Provide young giant sequoia (Sequoiadendron giganteum) with sufficient light, water and fertilizer, and you will find caring for the most massive tree species in existence is surprisingly trouble-free.
Planting the Tree: When your tree is a few feet tall, you may want to transplant it to a permanent location in the landscape. Early spring and early fall are especially good times for transplanting.
Light: Give the Sequoia tree full-sun exposure but don’t worry if its current location is in light afternoon shade. If it receives heavy shade any time of day, however, try to allow more sunlight to filter to the tree or move it to a sunnier location.
Water: Water giant sequoia's regularly so that the ground is constantly moist but never saturated. Within the dripline, apply about 10 gallons of water for each inch of a diameter that is measured on the trunk at your knee height. Garden hoses supply 10 gallons of water about every five minutes.

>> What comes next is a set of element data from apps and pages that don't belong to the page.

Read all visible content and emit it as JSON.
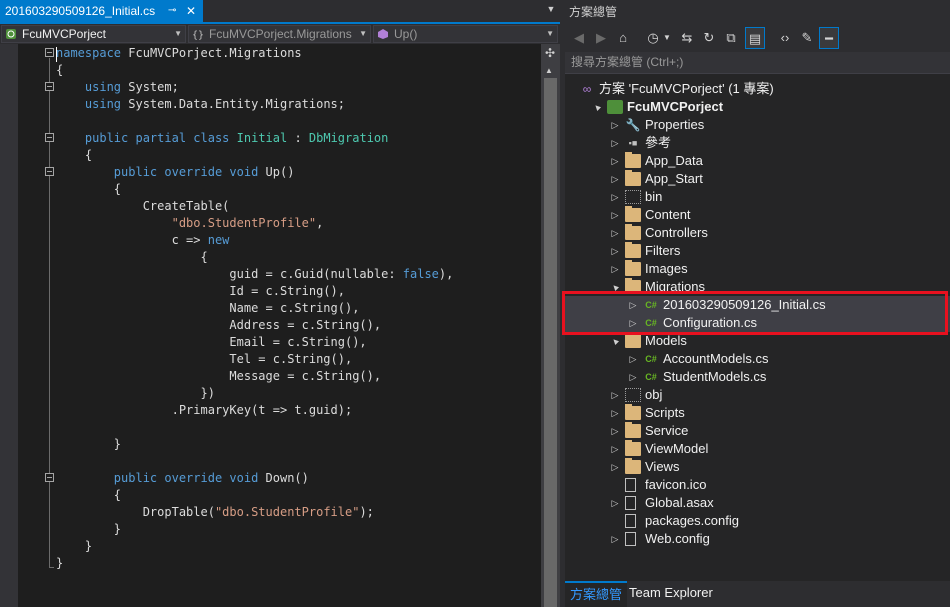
{
  "editor": {
    "tab": {
      "title": "201603290509126_Initial.cs",
      "pin_glyph": "⊸",
      "close_glyph": "✕"
    },
    "navbar": {
      "project": "FcuMVCPorject",
      "class": "FcuMVCPorject.Migrations",
      "member": "Up()"
    },
    "code": [
      "namespace FcuMVCPorject.Migrations",
      "{",
      "    using System;",
      "    using System.Data.Entity.Migrations;",
      "",
      "    public partial class Initial : DbMigration",
      "    {",
      "        public override void Up()",
      "        {",
      "            CreateTable(",
      "                \"dbo.StudentProfile\",",
      "                c => new",
      "                    {",
      "                        guid = c.Guid(nullable: false),",
      "                        Id = c.String(),",
      "                        Name = c.String(),",
      "                        Address = c.String(),",
      "                        Email = c.String(),",
      "                        Tel = c.String(),",
      "                        Message = c.String(),",
      "                    })",
      "                .PrimaryKey(t => t.guid);",
      "",
      "        }",
      "",
      "        public override void Down()",
      "        {",
      "            DropTable(\"dbo.StudentProfile\");",
      "        }",
      "    }",
      "}"
    ]
  },
  "solution_explorer": {
    "title": "方案總管",
    "search_placeholder": "搜尋方案總管 (Ctrl+;)",
    "tree": [
      {
        "label": "方案 'FcuMVCPorject' (1 專案)",
        "icon": "solution-icon",
        "depth": 0,
        "expander": ""
      },
      {
        "label": "FcuMVCPorject",
        "icon": "web-project-icon",
        "depth": 1,
        "expander": "▲",
        "bold": true
      },
      {
        "label": "Properties",
        "icon": "wrench-icon",
        "depth": 2,
        "expander": "▷"
      },
      {
        "label": "參考",
        "icon": "references-icon",
        "depth": 2,
        "expander": "▷"
      },
      {
        "label": "App_Data",
        "icon": "folder-icon",
        "depth": 2,
        "expander": "▷"
      },
      {
        "label": "App_Start",
        "icon": "folder-icon",
        "depth": 2,
        "expander": "▷"
      },
      {
        "label": "bin",
        "icon": "dotted-folder-icon",
        "depth": 2,
        "expander": "▷"
      },
      {
        "label": "Content",
        "icon": "folder-icon",
        "depth": 2,
        "expander": "▷"
      },
      {
        "label": "Controllers",
        "icon": "folder-icon",
        "depth": 2,
        "expander": "▷"
      },
      {
        "label": "Filters",
        "icon": "folder-icon",
        "depth": 2,
        "expander": "▷"
      },
      {
        "label": "Images",
        "icon": "folder-icon",
        "depth": 2,
        "expander": "▷"
      },
      {
        "label": "Migrations",
        "icon": "folder-icon",
        "depth": 2,
        "expander": "▲"
      },
      {
        "label": "201603290509126_Initial.cs",
        "icon": "csharp-file-icon",
        "depth": 3,
        "expander": "▷",
        "selected": true
      },
      {
        "label": "Configuration.cs",
        "icon": "csharp-file-icon",
        "depth": 3,
        "expander": "▷"
      },
      {
        "label": "Models",
        "icon": "folder-icon",
        "depth": 2,
        "expander": "▲"
      },
      {
        "label": "AccountModels.cs",
        "icon": "csharp-file-icon",
        "depth": 3,
        "expander": "▷"
      },
      {
        "label": "StudentModels.cs",
        "icon": "csharp-file-icon",
        "depth": 3,
        "expander": "▷"
      },
      {
        "label": "obj",
        "icon": "dotted-folder-icon",
        "depth": 2,
        "expander": "▷"
      },
      {
        "label": "Scripts",
        "icon": "folder-icon",
        "depth": 2,
        "expander": "▷"
      },
      {
        "label": "Service",
        "icon": "folder-icon",
        "depth": 2,
        "expander": "▷"
      },
      {
        "label": "ViewModel",
        "icon": "folder-icon",
        "depth": 2,
        "expander": "▷"
      },
      {
        "label": "Views",
        "icon": "folder-icon",
        "depth": 2,
        "expander": "▷"
      },
      {
        "label": "favicon.ico",
        "icon": "file-icon",
        "depth": 2,
        "expander": ""
      },
      {
        "label": "Global.asax",
        "icon": "file-icon",
        "depth": 2,
        "expander": "▷"
      },
      {
        "label": "packages.config",
        "icon": "file-icon",
        "depth": 2,
        "expander": ""
      },
      {
        "label": "Web.config",
        "icon": "file-icon",
        "depth": 2,
        "expander": "▷"
      }
    ],
    "bottom_tabs": {
      "solution": "方案總管",
      "team": "Team Explorer"
    }
  },
  "colors": {
    "accent": "#007acc",
    "highlight_box": "#e8111f",
    "keyword": "#569cd6",
    "type": "#4ec9b0",
    "string": "#d69d85"
  }
}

Temperature: If the weather in your region is severely hot or cold, you'll need to pay special attention to your tree — especially when it's small. Do not let your seedling burn in extreme heat, nor freeze in harsh, cold weather. Generally speaking, keep your tree indoors during times of freezing and sub-freezing temperatures. In the spring, after your last freeze, place the tree outdoors once again in a sunny location.